A: We are sending a few of our senior members to Toronto this year to challenge the grading, and I will try nanadan along with them. I am mainly interested in their success, and the growth and success of our club in future. As far as personal goals are concerned, mainly I just want to keep training and hopefully improving, although this becomes difficult as I get older and face various physical challenges. I see people like Tsumura-sensei and Asa-sensei who are still actively training into their 80s and I find that inspiring.
In a few years I will retire from my job with Calian and will have more time to devote to kendo. Perhaps at that time I will do more work for CKF.
Q: How was your experience as a Secretary in CKF?
A: I was brought on to the board in 2009 under Okusa-sensei as president. After about a year Wakabayashi-sensei resigned as Secretary and I took over. Since then, I have served under presidents D’Orangeville-sensei, Tizzard-sensei and Choi-sensei.
I think most people don’t realize the amount of work done by the executive. The President, Treasurer and Secretary all take on quite a heavy workload. The VPs job is what you make of it, but our current VP Makiko Ara-sensei works very hard at it.
The job of the secretary as I see it is to keep the organization running smoothly.
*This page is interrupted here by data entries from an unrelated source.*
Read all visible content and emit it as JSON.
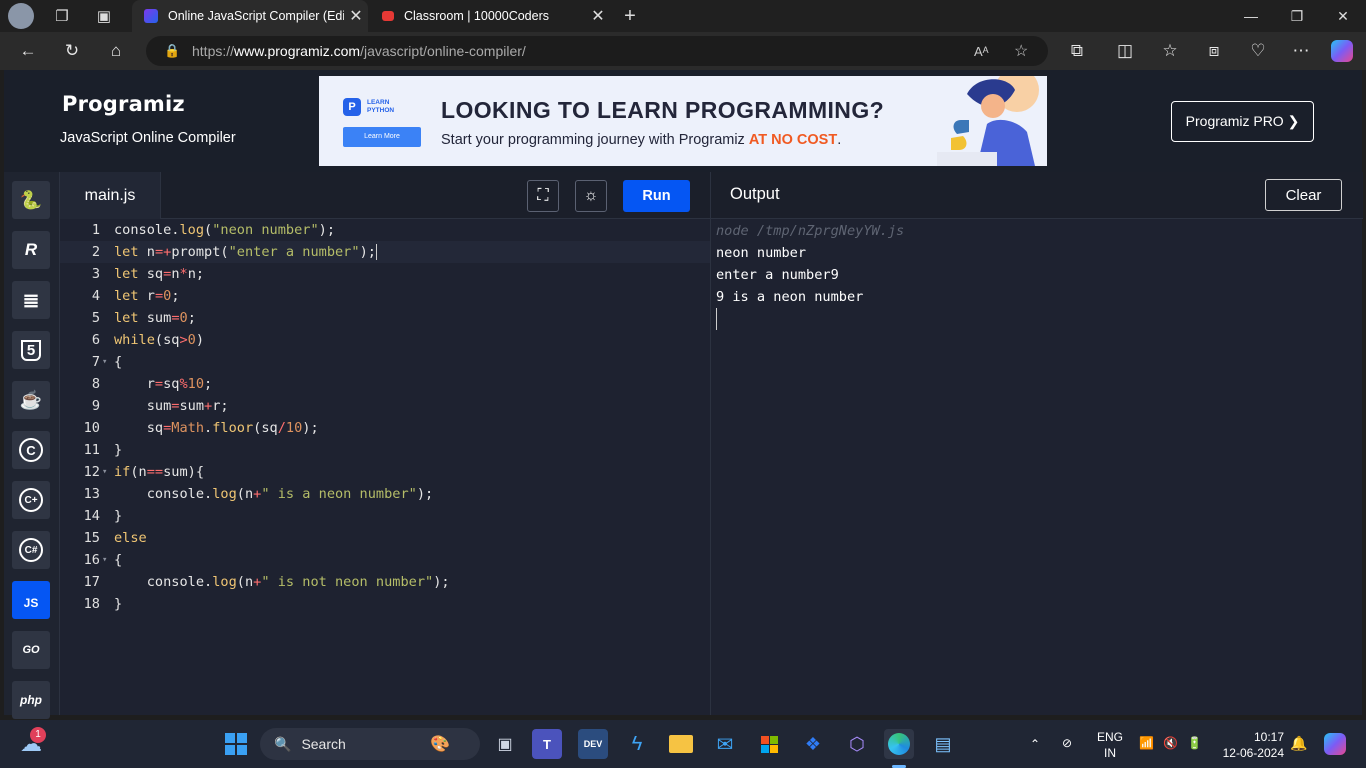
{
  "browser": {
    "tabs": [
      {
        "title": "Online JavaScript Compiler (Edito",
        "active": true
      },
      {
        "title": "Classroom | 10000Coders",
        "active": false
      }
    ],
    "url": {
      "scheme": "https://",
      "host": "www.programiz.com",
      "path": "/javascript/online-compiler/"
    }
  },
  "header": {
    "logo": "Programiz",
    "subtitle": "JavaScript Online Compiler",
    "pro_button": "Programiz PRO ❯",
    "banner": {
      "logo_line1": "LEARN",
      "logo_line2": "PYTHON",
      "learn_more": "Learn More",
      "headline": "LOOKING TO LEARN PROGRAMMING?",
      "sub": "Start your programming journey with Programiz ",
      "sub_emphasis": "AT NO COST",
      "sub_end": "."
    }
  },
  "rail": {
    "items": [
      {
        "name": "python",
        "glyph": "🐍"
      },
      {
        "name": "r",
        "glyph": "R"
      },
      {
        "name": "sql",
        "glyph": "≣"
      },
      {
        "name": "html",
        "glyph": "5"
      },
      {
        "name": "java",
        "glyph": "☕"
      },
      {
        "name": "c",
        "glyph": "C"
      },
      {
        "name": "cpp",
        "glyph": "C+"
      },
      {
        "name": "csharp",
        "glyph": "C#"
      },
      {
        "name": "js",
        "glyph": "JS",
        "active": true
      },
      {
        "name": "go",
        "glyph": "GO"
      },
      {
        "name": "php",
        "glyph": "php"
      }
    ]
  },
  "editor": {
    "file_name": "main.js",
    "run_label": "Run",
    "lines": [
      {
        "n": "1",
        "fold": false
      },
      {
        "n": "2",
        "fold": false
      },
      {
        "n": "3",
        "fold": false
      },
      {
        "n": "4",
        "fold": false
      },
      {
        "n": "5",
        "fold": false
      },
      {
        "n": "6",
        "fold": false
      },
      {
        "n": "7",
        "fold": true
      },
      {
        "n": "8",
        "fold": false
      },
      {
        "n": "9",
        "fold": false
      },
      {
        "n": "10",
        "fold": false
      },
      {
        "n": "11",
        "fold": false
      },
      {
        "n": "12",
        "fold": true
      },
      {
        "n": "13",
        "fold": false
      },
      {
        "n": "14",
        "fold": false
      },
      {
        "n": "15",
        "fold": false
      },
      {
        "n": "16",
        "fold": true
      },
      {
        "n": "17",
        "fold": false
      },
      {
        "n": "18",
        "fold": false
      }
    ]
  },
  "output": {
    "title": "Output",
    "clear_label": "Clear",
    "lines": [
      {
        "text": "node /tmp/nZprgNeyYW.js",
        "cmd": true
      },
      {
        "text": "neon number",
        "cmd": false
      },
      {
        "text": "enter a number9",
        "cmd": false
      },
      {
        "text": "9 is a neon number",
        "cmd": false
      }
    ]
  },
  "taskbar": {
    "search": "Search",
    "weather_badge": "1",
    "lang_line1": "ENG",
    "lang_line2": "IN",
    "time": "10:17",
    "date": "12-06-2024"
  },
  "colors": {
    "run_blue": "#0556f3",
    "page_bg": "#181d27",
    "accent_orange": "#f05a22"
  }
}
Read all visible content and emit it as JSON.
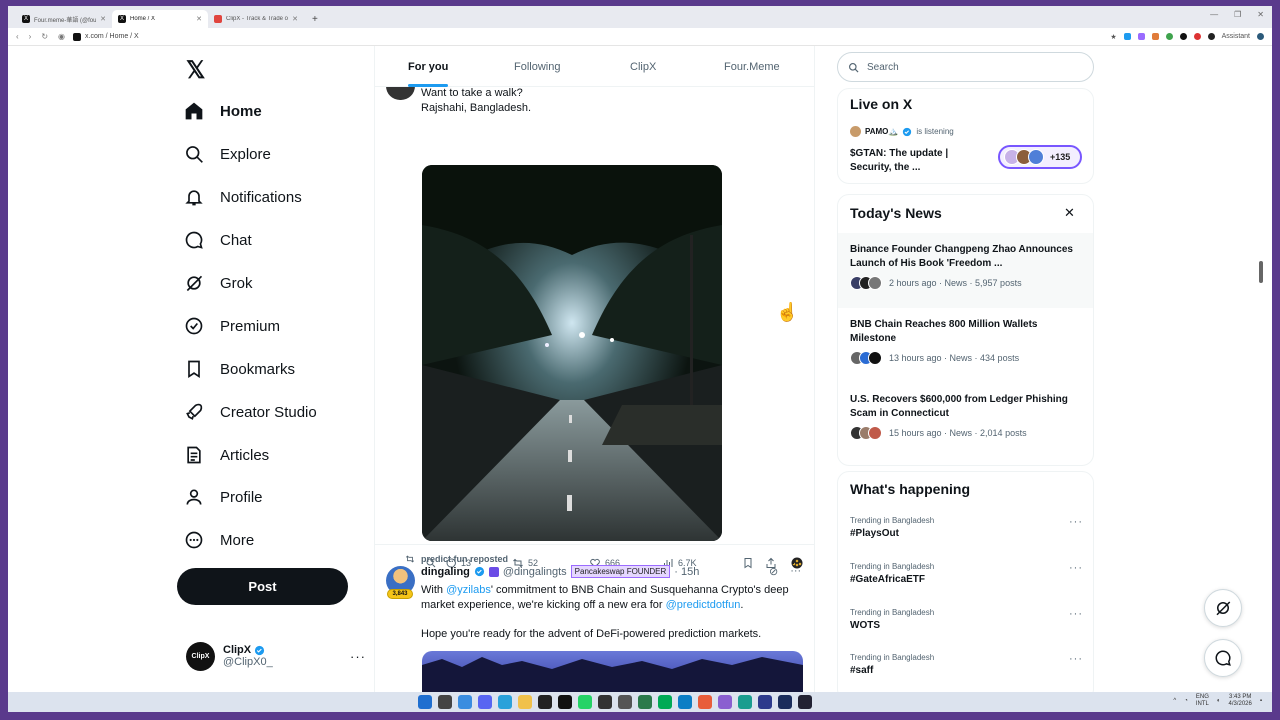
{
  "browser": {
    "tabs": [
      {
        "title": "Four.meme-華語 (@fourdotm",
        "active": false
      },
      {
        "title": "Home / X",
        "active": true
      },
      {
        "title": "ClipX - Track & Trade on X - C",
        "active": false
      }
    ],
    "address": "x.com / Home / X",
    "assistant_label": "Assistant"
  },
  "nav": {
    "logo": "𝕏",
    "items": [
      {
        "label": "Home",
        "icon": "home-icon"
      },
      {
        "label": "Explore",
        "icon": "search-icon"
      },
      {
        "label": "Notifications",
        "icon": "bell-icon"
      },
      {
        "label": "Chat",
        "icon": "chat-icon"
      },
      {
        "label": "Grok",
        "icon": "grok-icon"
      },
      {
        "label": "Premium",
        "icon": "premium-icon"
      },
      {
        "label": "Bookmarks",
        "icon": "bookmark-icon"
      },
      {
        "label": "Creator Studio",
        "icon": "rocket-icon"
      },
      {
        "label": "Articles",
        "icon": "article-icon"
      },
      {
        "label": "Profile",
        "icon": "profile-icon"
      },
      {
        "label": "More",
        "icon": "more-circle-icon"
      }
    ],
    "post_button": "Post",
    "account": {
      "avatar_text": "ClipX",
      "name": "ClipX",
      "handle": "@ClipX0_"
    }
  },
  "feed": {
    "tabs": [
      "For you",
      "Following",
      "ClipX",
      "Four.Meme"
    ],
    "post1": {
      "line1": "Want to take a walk?",
      "line2": "Rajshahi, Bangladesh.",
      "replies": "13",
      "reposts": "52",
      "likes": "666",
      "views": "6.7K"
    },
    "post2": {
      "repost_by": "predict.fun reposted",
      "name": "dingaling",
      "handle": "@dingalingts",
      "affiliation": "Pancakeswap FOUNDER",
      "time": "· 15h",
      "badge_count": "3,843",
      "body_prefix": "With ",
      "mention1": "@yzilabs",
      "body_mid": "' commitment to BNB Chain and Susquehanna Crypto's deep market experience, we're kicking off a new era for ",
      "mention2": "@predictdotfun",
      "body_end": ".",
      "body_line2": "Hope you're ready for the advent of DeFi-powered prediction markets."
    }
  },
  "sidebar": {
    "search_placeholder": "Search",
    "live": {
      "title": "Live on X",
      "host": "PAMO🏔️",
      "status": "is listening",
      "space_title": "$GTAN: The update | Security, the ...",
      "listeners": "+135"
    },
    "news": {
      "title": "Today's News",
      "close": "✕",
      "items": [
        {
          "headline": "Binance Founder Changpeng Zhao Announces Launch of His Book 'Freedom ...",
          "meta": "2 hours ago · News · 5,957 posts"
        },
        {
          "headline": "BNB Chain Reaches 800 Million Wallets Milestone",
          "meta": "13 hours ago · News · 434 posts"
        },
        {
          "headline": "U.S. Recovers $600,000 from Ledger Phishing Scam in Connecticut",
          "meta": "15 hours ago · News · 2,014 posts"
        }
      ]
    },
    "happening": {
      "title": "What's happening",
      "items": [
        {
          "context": "Trending in Bangladesh",
          "name": "#PlaysOut"
        },
        {
          "context": "Trending in Bangladesh",
          "name": "#GateAfricaETF"
        },
        {
          "context": "Trending in Bangladesh",
          "name": "WOTS"
        },
        {
          "context": "Trending in Bangladesh",
          "name": "#saff"
        }
      ]
    }
  },
  "taskbar": {
    "lang_top": "ENG",
    "lang_bottom": "INTL",
    "time": "3:43 PM",
    "date": "4/3/2026"
  },
  "colors": {
    "accent": "#1d9bf0",
    "ink": "#0f1419",
    "muted": "#536471",
    "desktop": "#5a3a8c"
  }
}
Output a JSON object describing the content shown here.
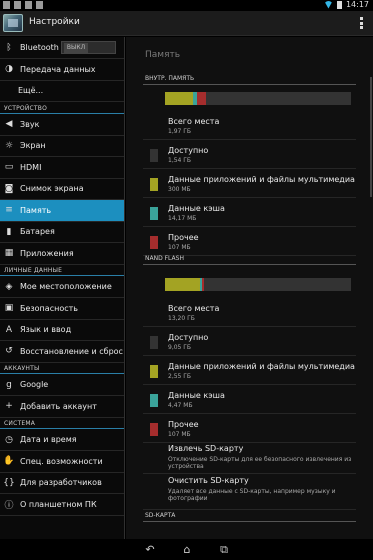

There is a lot of work in keeping contact with the membership, handling problems with their accounts, organizing gradings, dealing with foreigners coming to grade and so forth. I was happy to make a contribution, but it was time to hand over the job to another person. Patrick Suen has taken over and he will do an excellent job.
For now, I will keep the job as chair of the Kendo Written Examination Committee, so people are not entirely rid of me yet.
Q: As a secretary and one kendoka in Canada, did you experience/see any changes?
A: Under Okusa-sensei we completely revised the by-law under which the organization operates. The key change which I insisted strongly on was the introduction of electing the board of directors. Previously the board had been selected by the previous board along with senior sensei. I wanted to see a more democratic, transparent process. I believe that this change has led to a more active board that is working hard to improve the organization.
Starting with Okusa-sensei and continuing with D’Orangeville-sensei, we upgraded the grading policy. Largely at D’Orangeville-sensei’s insistence, we introduced written exams for up to godan. Our written exams are different from Japan’s in that there is no book of correct answers available: we expect people to do a little research and answer the questions based on their own understanding. In this way they can learn a little more deeply about the art that they are studying.
Under Choi-sensei, the organization is modernizing and moving towards recognition as the National Sporting Organization (NSO) for kendo, iaido and jodo in Canada. Not only is this potentially going to result in some government funding, but it is resulting in necessary changes for these times. Instructors must have certifications and background checks, and sound policies in place to deal with all the issues that other sports deal with.
Finally, we have moved away from the old membership system. It was written by a volunteer and served us for a long time but was aging and badly in need of replacement. The maintenance of this system formed a great deal of my work, and so switching to the new system was the ideal opportunity to pass the torch. Suen-sensei was instrumental in developing the new system and he will carry it forward as the new Secretary.
I think the board of directors we have today is very solid. Every person there is working hard to make the organization serve its members better. I wish them the best of luck as they move forward with their ambitious agenda.